■ ACTIVITY ■
Restate each of the lines given below, word for word.

[Start of section]

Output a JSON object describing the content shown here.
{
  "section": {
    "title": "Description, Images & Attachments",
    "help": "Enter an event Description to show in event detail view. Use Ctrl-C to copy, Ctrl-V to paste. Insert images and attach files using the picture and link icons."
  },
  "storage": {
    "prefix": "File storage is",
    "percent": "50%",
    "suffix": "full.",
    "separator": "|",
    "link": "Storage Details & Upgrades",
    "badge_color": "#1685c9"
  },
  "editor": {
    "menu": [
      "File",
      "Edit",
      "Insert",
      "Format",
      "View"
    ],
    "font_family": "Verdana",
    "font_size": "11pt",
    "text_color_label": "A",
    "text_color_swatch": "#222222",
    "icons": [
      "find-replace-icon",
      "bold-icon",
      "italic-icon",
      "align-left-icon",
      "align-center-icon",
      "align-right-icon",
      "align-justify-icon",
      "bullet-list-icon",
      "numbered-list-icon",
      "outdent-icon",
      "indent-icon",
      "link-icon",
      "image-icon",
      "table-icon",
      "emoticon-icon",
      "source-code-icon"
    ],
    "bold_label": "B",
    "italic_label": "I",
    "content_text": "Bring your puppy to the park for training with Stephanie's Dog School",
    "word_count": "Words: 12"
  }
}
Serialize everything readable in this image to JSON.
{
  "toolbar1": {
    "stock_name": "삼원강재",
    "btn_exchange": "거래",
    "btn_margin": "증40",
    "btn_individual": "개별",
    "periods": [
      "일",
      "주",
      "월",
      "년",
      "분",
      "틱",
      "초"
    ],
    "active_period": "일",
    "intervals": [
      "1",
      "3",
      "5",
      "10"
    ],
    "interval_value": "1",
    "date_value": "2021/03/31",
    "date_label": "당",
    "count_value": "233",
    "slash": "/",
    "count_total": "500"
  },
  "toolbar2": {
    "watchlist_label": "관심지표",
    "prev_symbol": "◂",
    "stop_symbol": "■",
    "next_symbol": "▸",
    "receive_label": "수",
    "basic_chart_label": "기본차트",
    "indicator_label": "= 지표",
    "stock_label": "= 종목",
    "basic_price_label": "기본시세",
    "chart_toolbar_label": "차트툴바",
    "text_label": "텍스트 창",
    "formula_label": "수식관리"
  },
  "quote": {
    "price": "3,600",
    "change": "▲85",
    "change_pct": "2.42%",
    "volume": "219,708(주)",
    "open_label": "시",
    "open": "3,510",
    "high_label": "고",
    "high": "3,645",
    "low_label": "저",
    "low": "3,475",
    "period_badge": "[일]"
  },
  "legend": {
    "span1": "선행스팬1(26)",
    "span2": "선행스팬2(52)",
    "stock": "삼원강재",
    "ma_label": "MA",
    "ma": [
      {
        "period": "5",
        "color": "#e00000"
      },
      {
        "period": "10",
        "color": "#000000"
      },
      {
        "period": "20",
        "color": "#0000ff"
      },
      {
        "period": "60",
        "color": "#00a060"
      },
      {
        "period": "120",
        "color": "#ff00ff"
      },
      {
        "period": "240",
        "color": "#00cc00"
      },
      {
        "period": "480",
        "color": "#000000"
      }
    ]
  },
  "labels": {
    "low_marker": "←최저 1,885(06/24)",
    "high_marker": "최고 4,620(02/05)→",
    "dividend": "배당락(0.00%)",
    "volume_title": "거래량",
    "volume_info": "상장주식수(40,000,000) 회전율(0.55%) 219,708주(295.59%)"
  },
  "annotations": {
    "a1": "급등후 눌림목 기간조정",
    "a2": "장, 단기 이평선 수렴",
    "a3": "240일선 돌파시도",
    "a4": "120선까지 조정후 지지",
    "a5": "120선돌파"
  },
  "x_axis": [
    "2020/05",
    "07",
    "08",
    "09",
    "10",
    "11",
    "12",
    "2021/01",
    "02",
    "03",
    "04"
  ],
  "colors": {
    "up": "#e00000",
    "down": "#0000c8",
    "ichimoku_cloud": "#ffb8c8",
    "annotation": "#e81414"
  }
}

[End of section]

■ RESPONSE TO THE TASK ■
Output a JSON object describing the content shown here.
{
  "section": {
    "title": "Description, Images & Attachments",
    "help": "Enter an event Description to show in event detail view. Use Ctrl-C to copy, Ctrl-V to paste. Insert images and attach files using the picture and link icons."
  },
  "storage": {
    "prefix": "File storage is",
    "percent": "50%",
    "suffix": "full.",
    "separator": "|",
    "link": "Storage Details & Upgrades",
    "badge_color": "#1685c9"
  },
  "editor": {
    "menu": [
      "File",
      "Edit",
      "Insert",
      "Format",
      "View"
    ],
    "font_family": "Verdana",
    "font_size": "11pt",
    "text_color_label": "A",
    "text_color_swatch": "#222222",
    "icons": [
      "find-replace-icon",
      "bold-icon",
      "italic-icon",
      "align-left-icon",
      "align-center-icon",
      "align-right-icon",
      "align-justify-icon",
      "bullet-list-icon",
      "numbered-list-icon",
      "outdent-icon",
      "indent-icon",
      "link-icon",
      "image-icon",
      "table-icon",
      "emoticon-icon",
      "source-code-icon"
    ],
    "bold_label": "B",
    "italic_label": "I",
    "content_text": "Bring your puppy to the park for training with Stephanie's Dog School",
    "word_count": "Words: 12"
  }
}
Serialize everything readable in this image to JSON.
{
  "toolbar1": {
    "stock_name": "삼원강재",
    "btn_exchange": "거래",
    "btn_margin": "증40",
    "btn_individual": "개별",
    "periods": [
      "일",
      "주",
      "월",
      "년",
      "분",
      "틱",
      "초"
    ],
    "active_period": "일",
    "intervals": [
      "1",
      "3",
      "5",
      "10"
    ],
    "interval_value": "1",
    "date_value": "2021/03/31",
    "date_label": "당",
    "count_value": "233",
    "slash": "/",
    "count_total": "500"
  },
  "toolbar2": {
    "watchlist_label": "관심지표",
    "prev_symbol": "◂",
    "stop_symbol": "■",
    "next_symbol": "▸",
    "receive_label": "수",
    "basic_chart_label": "기본차트",
    "indicator_label": "= 지표",
    "stock_label": "= 종목",
    "basic_price_label": "기본시세",
    "chart_toolbar_label": "차트툴바",
    "text_label": "텍스트 창",
    "formula_label": "수식관리"
  },
  "quote": {
    "price": "3,600",
    "change": "▲85",
    "change_pct": "2.42%",
    "volume": "219,708(주)",
    "open_label": "시",
    "open": "3,510",
    "high_label": "고",
    "high": "3,645",
    "low_label": "저",
    "low": "3,475",
    "period_badge": "[일]"
  },
  "legend": {
    "span1": "선행스팬1(26)",
    "span2": "선행스팬2(52)",
    "stock": "삼원강재",
    "ma_label": "MA",
    "ma": [
      {
        "period": "5",
        "color": "#e00000"
      },
      {
        "period": "10",
        "color": "#000000"
      },
      {
        "period": "20",
        "color": "#0000ff"
      },
      {
        "period": "60",
        "color": "#00a060"
      },
      {
        "period": "120",
        "color": "#ff00ff"
      },
      {
        "period": "240",
        "color": "#00cc00"
      },
      {
        "period": "480",
        "color": "#000000"
      }
    ]
  },
  "labels": {
    "low_marker": "←최저 1,885(06/24)",
    "high_marker": "최고 4,620(02/05)→",
    "dividend": "배당락(0.00%)",
    "volume_title": "거래량",
    "volume_info": "상장주식수(40,000,000) 회전율(0.55%) 219,708주(295.59%)"
  },
  "annotations": {
    "a1": "급등후 눌림목 기간조정",
    "a2": "장, 단기 이평선 수렴",
    "a3": "240일선 돌파시도",
    "a4": "120선까지 조정후 지지",
    "a5": "120선돌파"
  },
  "x_axis": [
    "2020/05",
    "07",
    "08",
    "09",
    "10",
    "11",
    "12",
    "2021/01",
    "02",
    "03",
    "04"
  ],
  "colors": {
    "up": "#e00000",
    "down": "#0000c8",
    "ichimoku_cloud": "#ffb8c8",
    "annotation": "#e81414"
  }
}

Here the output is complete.